What you have to do → Check each line of the material below, and copy it if it holds the string "Email".

BEGIN Dataset entries

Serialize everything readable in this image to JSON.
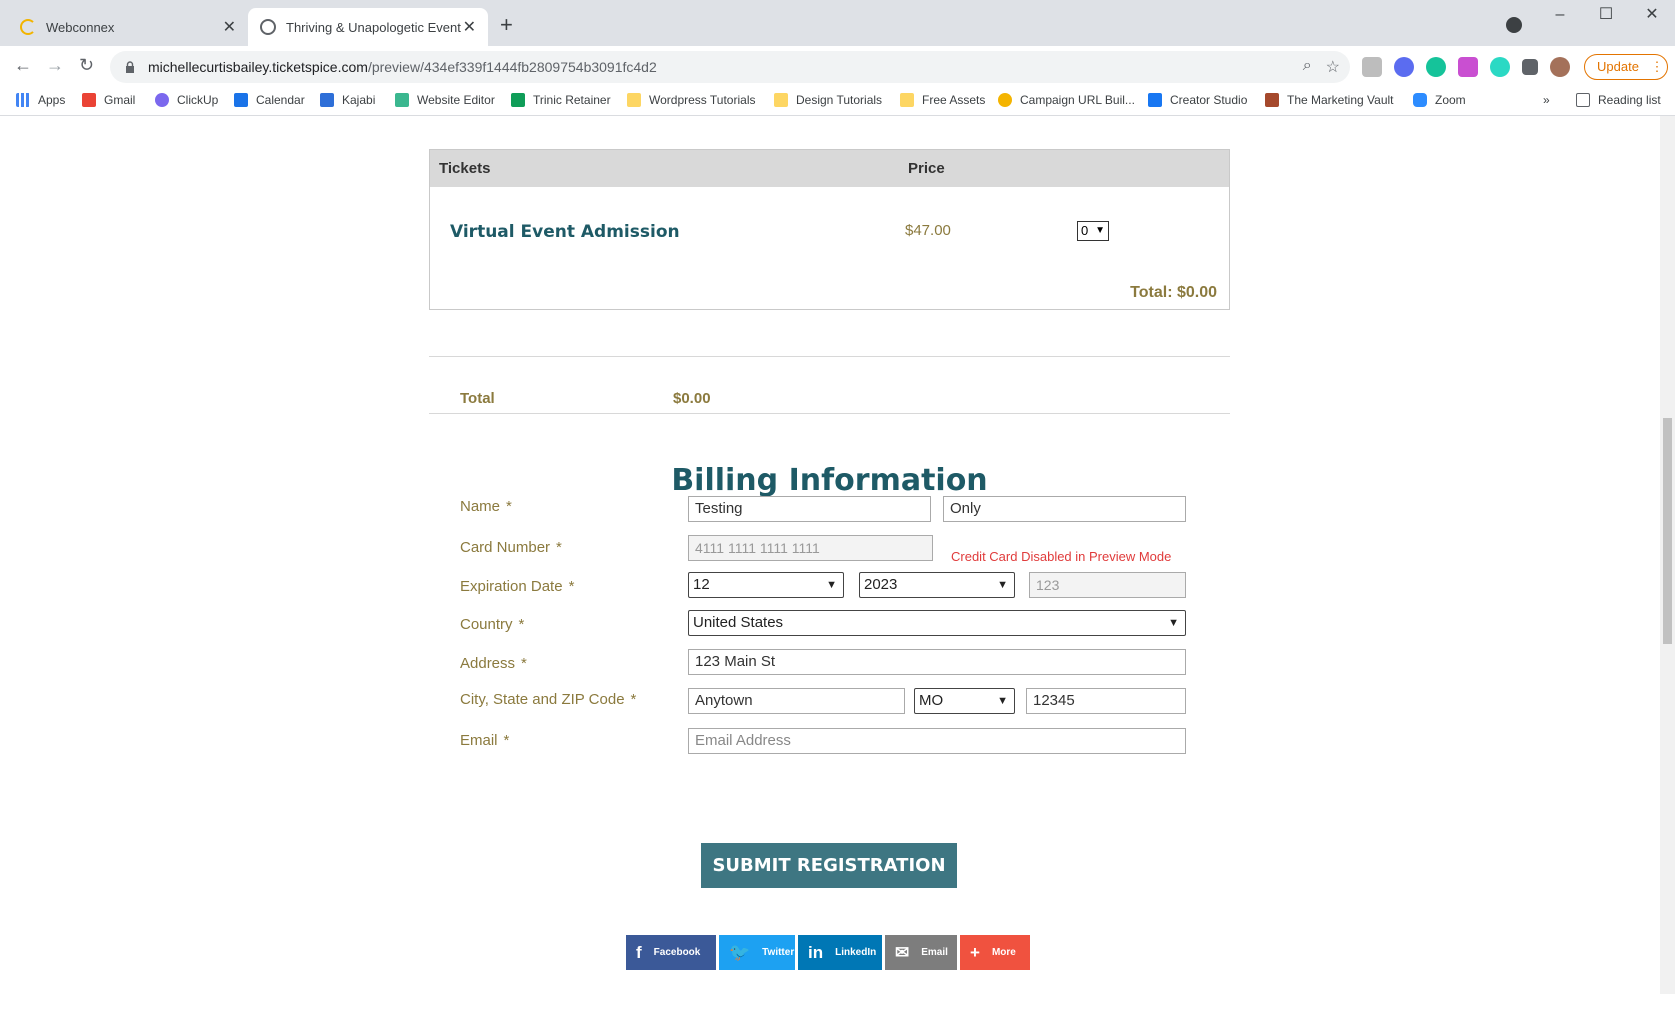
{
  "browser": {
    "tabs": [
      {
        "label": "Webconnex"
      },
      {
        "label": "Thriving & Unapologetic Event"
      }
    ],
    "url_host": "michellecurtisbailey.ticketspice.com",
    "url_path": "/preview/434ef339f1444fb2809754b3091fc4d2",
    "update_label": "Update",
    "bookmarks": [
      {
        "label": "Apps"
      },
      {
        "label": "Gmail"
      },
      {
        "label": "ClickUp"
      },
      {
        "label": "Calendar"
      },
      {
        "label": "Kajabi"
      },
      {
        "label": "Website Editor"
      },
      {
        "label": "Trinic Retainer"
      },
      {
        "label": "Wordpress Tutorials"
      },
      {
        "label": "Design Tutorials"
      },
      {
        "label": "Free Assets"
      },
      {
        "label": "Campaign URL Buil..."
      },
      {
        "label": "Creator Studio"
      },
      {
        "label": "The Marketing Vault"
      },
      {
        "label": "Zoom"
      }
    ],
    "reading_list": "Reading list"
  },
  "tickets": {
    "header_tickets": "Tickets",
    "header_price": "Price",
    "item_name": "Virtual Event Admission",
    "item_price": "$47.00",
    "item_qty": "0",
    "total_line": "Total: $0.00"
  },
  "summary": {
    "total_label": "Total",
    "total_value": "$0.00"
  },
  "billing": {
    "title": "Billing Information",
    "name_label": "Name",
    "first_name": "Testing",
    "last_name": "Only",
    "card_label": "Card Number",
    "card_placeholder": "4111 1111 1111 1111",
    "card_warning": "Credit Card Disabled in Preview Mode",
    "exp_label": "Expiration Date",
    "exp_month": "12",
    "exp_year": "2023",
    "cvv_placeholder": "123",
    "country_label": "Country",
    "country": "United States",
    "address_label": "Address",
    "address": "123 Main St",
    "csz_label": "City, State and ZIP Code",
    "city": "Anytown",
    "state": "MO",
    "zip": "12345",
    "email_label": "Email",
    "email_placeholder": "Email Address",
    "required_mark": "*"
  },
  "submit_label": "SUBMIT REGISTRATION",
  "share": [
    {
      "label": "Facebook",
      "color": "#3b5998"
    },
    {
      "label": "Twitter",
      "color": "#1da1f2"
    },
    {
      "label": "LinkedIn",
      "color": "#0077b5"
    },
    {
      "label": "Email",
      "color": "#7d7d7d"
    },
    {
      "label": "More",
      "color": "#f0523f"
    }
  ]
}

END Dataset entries
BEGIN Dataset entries

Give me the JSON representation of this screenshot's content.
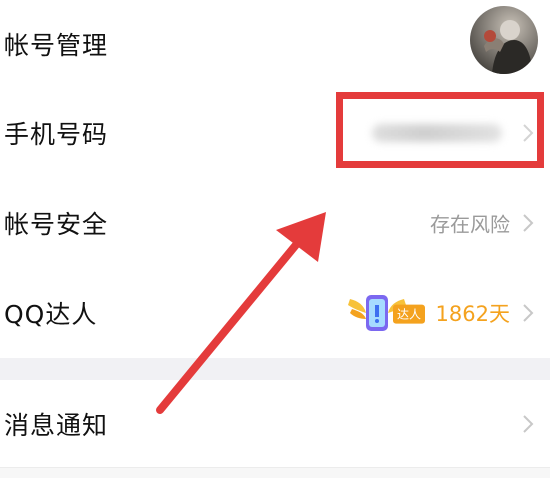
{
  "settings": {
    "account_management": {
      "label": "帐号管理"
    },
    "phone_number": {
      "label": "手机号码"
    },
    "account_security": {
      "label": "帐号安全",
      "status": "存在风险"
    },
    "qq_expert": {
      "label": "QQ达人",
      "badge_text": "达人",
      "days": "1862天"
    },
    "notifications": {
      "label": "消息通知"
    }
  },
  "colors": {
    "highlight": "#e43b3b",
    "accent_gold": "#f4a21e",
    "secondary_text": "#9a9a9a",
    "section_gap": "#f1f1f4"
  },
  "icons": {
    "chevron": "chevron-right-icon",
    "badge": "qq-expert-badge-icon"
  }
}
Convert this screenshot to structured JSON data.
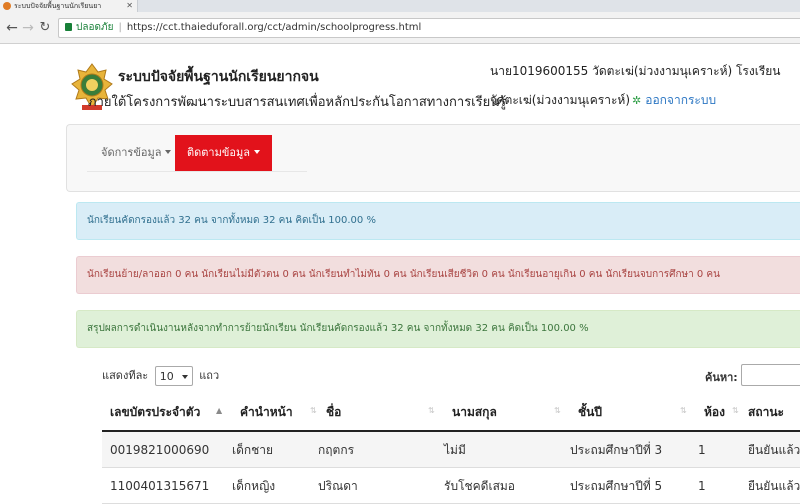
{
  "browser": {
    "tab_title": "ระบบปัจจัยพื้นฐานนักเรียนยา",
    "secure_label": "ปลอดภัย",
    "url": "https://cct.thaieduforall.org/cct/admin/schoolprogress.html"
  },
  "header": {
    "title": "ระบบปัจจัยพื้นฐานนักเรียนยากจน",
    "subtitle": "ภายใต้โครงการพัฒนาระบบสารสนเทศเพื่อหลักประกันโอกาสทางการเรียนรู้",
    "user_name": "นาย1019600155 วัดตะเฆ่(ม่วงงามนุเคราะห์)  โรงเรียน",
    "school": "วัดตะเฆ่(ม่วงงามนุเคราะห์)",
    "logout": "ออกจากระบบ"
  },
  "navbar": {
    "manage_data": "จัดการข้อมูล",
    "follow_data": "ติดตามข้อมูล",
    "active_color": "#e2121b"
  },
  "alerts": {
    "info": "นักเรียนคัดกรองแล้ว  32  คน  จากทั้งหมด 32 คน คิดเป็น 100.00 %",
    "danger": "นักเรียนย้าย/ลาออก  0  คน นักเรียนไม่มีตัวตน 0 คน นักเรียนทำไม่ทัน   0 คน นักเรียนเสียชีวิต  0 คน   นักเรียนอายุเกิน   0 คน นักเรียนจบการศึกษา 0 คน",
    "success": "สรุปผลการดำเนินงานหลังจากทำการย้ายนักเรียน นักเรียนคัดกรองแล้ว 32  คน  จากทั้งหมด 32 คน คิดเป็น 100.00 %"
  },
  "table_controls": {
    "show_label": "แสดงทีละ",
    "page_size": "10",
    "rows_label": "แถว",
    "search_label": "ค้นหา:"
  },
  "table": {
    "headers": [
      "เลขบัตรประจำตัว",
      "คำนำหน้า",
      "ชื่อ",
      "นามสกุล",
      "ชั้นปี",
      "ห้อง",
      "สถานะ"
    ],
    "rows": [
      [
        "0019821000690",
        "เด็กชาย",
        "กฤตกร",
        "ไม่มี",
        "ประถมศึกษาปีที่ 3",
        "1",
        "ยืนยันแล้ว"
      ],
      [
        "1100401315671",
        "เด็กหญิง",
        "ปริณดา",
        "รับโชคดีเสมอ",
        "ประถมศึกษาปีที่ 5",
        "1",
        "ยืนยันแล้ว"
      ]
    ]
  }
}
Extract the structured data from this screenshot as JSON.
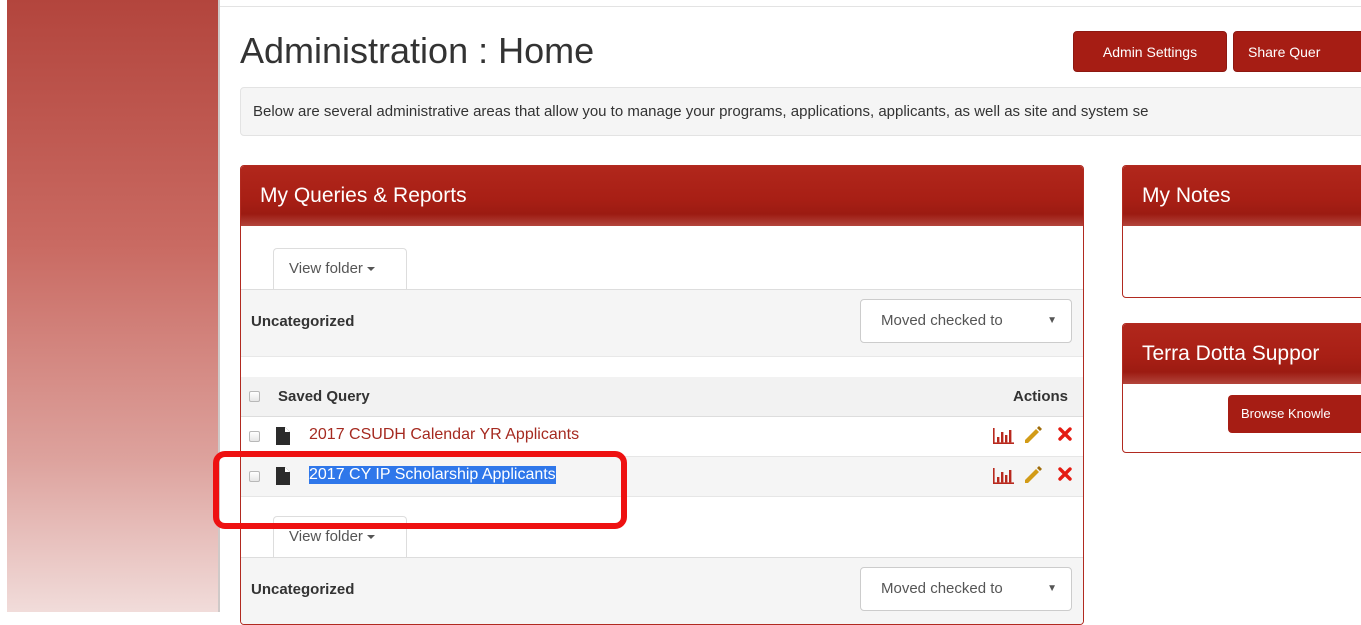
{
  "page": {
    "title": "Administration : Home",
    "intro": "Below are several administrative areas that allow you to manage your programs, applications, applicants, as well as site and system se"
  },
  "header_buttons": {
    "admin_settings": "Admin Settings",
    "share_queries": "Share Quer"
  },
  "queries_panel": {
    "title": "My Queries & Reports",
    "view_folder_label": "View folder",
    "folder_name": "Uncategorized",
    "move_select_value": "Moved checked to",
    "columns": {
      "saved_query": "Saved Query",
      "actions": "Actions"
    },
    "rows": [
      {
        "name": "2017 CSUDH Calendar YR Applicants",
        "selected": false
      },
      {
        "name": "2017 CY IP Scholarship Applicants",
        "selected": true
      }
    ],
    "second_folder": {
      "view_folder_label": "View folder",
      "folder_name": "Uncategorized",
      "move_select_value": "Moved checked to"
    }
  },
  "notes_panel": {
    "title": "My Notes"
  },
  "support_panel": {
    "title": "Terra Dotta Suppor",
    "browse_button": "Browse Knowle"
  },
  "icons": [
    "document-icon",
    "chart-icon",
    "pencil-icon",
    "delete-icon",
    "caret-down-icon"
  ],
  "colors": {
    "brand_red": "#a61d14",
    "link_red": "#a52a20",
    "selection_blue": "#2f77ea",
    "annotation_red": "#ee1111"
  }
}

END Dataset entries

Finished task →
    "email_label": "Email",
    "email_placeholder": "Email Address",
      "label": "Email",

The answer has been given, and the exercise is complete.